When the storm knocked out power for an Amazon data center in Northern Virginia that hosts some popular Web sites, services like Netflix, Instagram and Pinterest went down. Most of the sites were back online Saturday afternoon.
At airports in the Washington area, power failures forced some airline workers to enter data manually, causing delays. The emergency response was also hampered in some areas where the 911 system was not functioning correctly, including in Fairfax County, Va.
Officials with the National Weather Service described the Friday night storm as “a derecho” — a long line of ferocious thunderstorms that produce a large swath of damaging winds. The storm moved from the Ohio Valley east to the mid-Atlantic states at a speed of 60 miles an hour, producing winds in some places of up to 90 miles an hour, said Mr. Porter, the meteorologist.

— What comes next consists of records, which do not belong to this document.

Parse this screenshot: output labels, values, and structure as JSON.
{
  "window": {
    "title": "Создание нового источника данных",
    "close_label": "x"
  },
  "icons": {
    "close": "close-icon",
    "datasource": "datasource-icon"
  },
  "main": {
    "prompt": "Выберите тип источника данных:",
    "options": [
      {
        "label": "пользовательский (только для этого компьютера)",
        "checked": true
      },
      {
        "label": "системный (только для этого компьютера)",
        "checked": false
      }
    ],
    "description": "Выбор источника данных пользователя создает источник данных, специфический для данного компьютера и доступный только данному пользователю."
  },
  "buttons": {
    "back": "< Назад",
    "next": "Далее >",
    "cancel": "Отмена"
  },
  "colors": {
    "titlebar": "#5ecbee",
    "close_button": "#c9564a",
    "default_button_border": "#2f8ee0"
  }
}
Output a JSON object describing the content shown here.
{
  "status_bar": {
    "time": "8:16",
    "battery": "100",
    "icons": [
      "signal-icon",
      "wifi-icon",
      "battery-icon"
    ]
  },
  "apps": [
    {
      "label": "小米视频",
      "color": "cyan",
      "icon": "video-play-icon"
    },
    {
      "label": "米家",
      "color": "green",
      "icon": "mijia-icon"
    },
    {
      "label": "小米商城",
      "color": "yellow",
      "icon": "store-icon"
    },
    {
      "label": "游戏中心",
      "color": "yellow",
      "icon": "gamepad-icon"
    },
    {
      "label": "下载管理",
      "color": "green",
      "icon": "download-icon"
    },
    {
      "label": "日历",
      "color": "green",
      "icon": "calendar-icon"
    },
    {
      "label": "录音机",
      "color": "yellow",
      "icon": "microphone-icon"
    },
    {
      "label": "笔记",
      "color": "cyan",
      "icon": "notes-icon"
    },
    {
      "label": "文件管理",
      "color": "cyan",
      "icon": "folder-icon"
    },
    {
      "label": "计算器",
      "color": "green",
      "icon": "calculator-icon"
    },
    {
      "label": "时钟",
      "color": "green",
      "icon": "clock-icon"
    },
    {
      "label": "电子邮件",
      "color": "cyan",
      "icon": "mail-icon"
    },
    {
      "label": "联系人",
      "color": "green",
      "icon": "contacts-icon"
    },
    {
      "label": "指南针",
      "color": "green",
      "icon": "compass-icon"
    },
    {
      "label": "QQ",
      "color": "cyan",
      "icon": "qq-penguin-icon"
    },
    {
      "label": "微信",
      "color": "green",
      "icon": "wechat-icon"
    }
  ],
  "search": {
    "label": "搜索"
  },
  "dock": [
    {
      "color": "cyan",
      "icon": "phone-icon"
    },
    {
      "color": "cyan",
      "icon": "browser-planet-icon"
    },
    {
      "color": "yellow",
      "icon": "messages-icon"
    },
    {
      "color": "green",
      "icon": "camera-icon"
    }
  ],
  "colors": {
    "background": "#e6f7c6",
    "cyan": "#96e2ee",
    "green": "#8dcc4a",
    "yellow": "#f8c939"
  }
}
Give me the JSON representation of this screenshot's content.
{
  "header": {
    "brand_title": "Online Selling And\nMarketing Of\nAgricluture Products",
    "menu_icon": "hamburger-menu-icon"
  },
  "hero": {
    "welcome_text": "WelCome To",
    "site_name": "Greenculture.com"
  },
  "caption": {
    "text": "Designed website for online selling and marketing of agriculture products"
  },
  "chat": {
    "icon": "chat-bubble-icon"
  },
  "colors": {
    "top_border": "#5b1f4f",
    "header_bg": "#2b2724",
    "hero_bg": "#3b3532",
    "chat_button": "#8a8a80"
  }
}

The hottest weather in the mid-Atlantic is expected around the Washington area, where temperatures on Friday reached 104, topping the record of 101 in 1934.
Thomas H. Graham, the president of Pepco, the utility that serves the area around Washington, said its workers were out inspecting the damage once the storm passed. But, in a statement, the company said for those without power — which includes more than half of its 788,000 customers — “the power-restoration effort is expected to take several days.” Other power companies gave similar estimates.
In McLean, Va., Debra DeShong Reed and her husband hustled their two young children, 4 and 1, into the basement to wait out the storm, which tore off a piece of their roof. “We thought it was a tornado because it came on so quickly,” she said.
Commuters were also affected. Amtrak suspended service between Washington and Philadelphia overnight. As of noon on Saturday, trains were still not rolling, stranding thousands of commuters.
At 30th Street Station in Philadelphia, passengers waited throughout the morning for word of when southbound train service would resume.
“This is horrendous,” Brian Lucy of Manhattan said as he sat on a suitcase and held his 3-year-old son, Jesse.
Mr. Lucy, 28, said his family had left New York at 3 a.m. en route to Richmond but were told when they arrived in Philadelphia that service had been suspended. “We’ve been getting different stories from everyone,” he said.
Sheryl Gay Stolberg reported from Washington, and Marc Santora from New York. Reporting was contributed by Emmarie Huetteman from Washington; Mark Landler from Bethesda, Md.; Colin Moynihan and Michael Schwirtz from New York; Peter Khoury from Philadelphia; and Nick Bilton from San Francisco.